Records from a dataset
↓

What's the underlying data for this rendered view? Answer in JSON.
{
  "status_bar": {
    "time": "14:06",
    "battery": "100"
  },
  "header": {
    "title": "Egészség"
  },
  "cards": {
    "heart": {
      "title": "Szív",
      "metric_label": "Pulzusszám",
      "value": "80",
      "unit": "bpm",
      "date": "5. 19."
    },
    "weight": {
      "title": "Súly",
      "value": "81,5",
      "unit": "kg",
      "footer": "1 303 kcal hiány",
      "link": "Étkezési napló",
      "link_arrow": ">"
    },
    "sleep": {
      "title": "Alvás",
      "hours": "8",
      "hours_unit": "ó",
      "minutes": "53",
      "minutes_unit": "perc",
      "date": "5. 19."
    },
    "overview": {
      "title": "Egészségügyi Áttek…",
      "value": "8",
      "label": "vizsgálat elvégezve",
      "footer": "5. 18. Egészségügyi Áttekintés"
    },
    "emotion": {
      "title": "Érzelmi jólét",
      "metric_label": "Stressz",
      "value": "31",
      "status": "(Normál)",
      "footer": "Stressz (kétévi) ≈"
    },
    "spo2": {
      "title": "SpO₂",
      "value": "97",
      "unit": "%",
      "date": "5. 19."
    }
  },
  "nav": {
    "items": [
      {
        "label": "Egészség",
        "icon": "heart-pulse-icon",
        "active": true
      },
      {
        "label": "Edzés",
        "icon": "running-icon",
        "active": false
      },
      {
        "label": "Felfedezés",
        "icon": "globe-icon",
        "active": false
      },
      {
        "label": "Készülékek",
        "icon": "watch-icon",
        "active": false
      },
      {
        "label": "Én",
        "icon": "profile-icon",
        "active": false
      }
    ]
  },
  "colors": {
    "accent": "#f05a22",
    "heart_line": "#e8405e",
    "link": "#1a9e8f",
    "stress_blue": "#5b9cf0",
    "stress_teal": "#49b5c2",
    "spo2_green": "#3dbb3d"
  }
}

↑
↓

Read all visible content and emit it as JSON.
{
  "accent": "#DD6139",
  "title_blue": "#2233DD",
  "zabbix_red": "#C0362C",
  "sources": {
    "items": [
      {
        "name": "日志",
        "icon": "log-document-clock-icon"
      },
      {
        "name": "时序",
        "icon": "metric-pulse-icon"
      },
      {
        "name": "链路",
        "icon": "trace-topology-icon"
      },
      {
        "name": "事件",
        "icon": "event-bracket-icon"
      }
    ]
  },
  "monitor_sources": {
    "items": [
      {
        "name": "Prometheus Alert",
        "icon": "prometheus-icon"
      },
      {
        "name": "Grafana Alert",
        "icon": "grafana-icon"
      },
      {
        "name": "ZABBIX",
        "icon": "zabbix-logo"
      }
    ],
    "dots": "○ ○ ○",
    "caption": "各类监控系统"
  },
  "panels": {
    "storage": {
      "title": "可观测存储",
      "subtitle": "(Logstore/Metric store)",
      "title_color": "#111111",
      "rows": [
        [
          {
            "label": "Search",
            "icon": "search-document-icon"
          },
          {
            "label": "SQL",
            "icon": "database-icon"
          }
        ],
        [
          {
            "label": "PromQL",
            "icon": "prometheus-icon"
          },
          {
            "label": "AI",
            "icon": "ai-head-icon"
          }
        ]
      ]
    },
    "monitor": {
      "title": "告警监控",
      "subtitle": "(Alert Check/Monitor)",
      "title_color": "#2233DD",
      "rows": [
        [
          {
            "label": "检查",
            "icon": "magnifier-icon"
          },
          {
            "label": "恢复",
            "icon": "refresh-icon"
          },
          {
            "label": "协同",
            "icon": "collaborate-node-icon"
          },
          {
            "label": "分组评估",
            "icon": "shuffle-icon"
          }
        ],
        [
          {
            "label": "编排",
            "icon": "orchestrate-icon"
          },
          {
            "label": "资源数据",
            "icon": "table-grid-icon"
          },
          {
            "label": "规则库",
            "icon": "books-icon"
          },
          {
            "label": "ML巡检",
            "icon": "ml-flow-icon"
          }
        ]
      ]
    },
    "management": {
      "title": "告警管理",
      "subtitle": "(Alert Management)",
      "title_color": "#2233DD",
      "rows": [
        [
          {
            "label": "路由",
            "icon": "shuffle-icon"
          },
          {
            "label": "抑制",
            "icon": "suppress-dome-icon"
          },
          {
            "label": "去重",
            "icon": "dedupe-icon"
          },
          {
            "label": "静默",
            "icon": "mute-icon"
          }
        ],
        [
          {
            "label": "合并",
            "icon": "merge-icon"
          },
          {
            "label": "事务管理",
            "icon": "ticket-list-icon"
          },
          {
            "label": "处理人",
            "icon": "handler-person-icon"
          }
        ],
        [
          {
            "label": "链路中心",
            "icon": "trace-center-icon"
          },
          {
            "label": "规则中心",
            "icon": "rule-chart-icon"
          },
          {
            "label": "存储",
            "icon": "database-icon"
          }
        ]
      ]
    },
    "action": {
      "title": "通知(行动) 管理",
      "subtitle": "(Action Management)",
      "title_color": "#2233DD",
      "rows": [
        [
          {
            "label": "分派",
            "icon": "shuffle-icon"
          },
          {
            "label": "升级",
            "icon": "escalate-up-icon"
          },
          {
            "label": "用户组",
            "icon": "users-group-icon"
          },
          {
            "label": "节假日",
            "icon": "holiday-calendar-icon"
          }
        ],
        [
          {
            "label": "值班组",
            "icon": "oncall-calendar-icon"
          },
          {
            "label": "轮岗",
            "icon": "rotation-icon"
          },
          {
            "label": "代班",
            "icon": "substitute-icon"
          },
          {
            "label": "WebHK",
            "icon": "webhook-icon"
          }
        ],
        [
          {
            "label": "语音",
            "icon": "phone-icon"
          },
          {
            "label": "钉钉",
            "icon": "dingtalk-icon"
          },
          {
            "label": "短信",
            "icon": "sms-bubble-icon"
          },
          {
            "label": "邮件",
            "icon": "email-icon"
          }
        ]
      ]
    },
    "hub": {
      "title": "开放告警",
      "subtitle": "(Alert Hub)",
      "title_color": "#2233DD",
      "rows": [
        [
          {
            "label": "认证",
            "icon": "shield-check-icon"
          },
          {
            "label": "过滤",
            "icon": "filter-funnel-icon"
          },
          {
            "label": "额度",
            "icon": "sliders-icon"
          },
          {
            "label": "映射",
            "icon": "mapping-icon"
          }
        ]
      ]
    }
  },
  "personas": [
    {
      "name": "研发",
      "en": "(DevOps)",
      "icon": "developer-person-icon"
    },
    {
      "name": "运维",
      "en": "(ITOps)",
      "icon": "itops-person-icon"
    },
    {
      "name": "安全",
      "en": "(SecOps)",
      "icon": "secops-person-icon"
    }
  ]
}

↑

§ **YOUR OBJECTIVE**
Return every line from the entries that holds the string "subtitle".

§ **YOUR SOLUTION**
      "subtitle": "(Logstore/Metric store)",
      "subtitle": "(Alert Check/Monitor)",
      "subtitle": "(Alert Management)",
      "subtitle": "(Action Management)",
      "subtitle": "(Alert Hub)",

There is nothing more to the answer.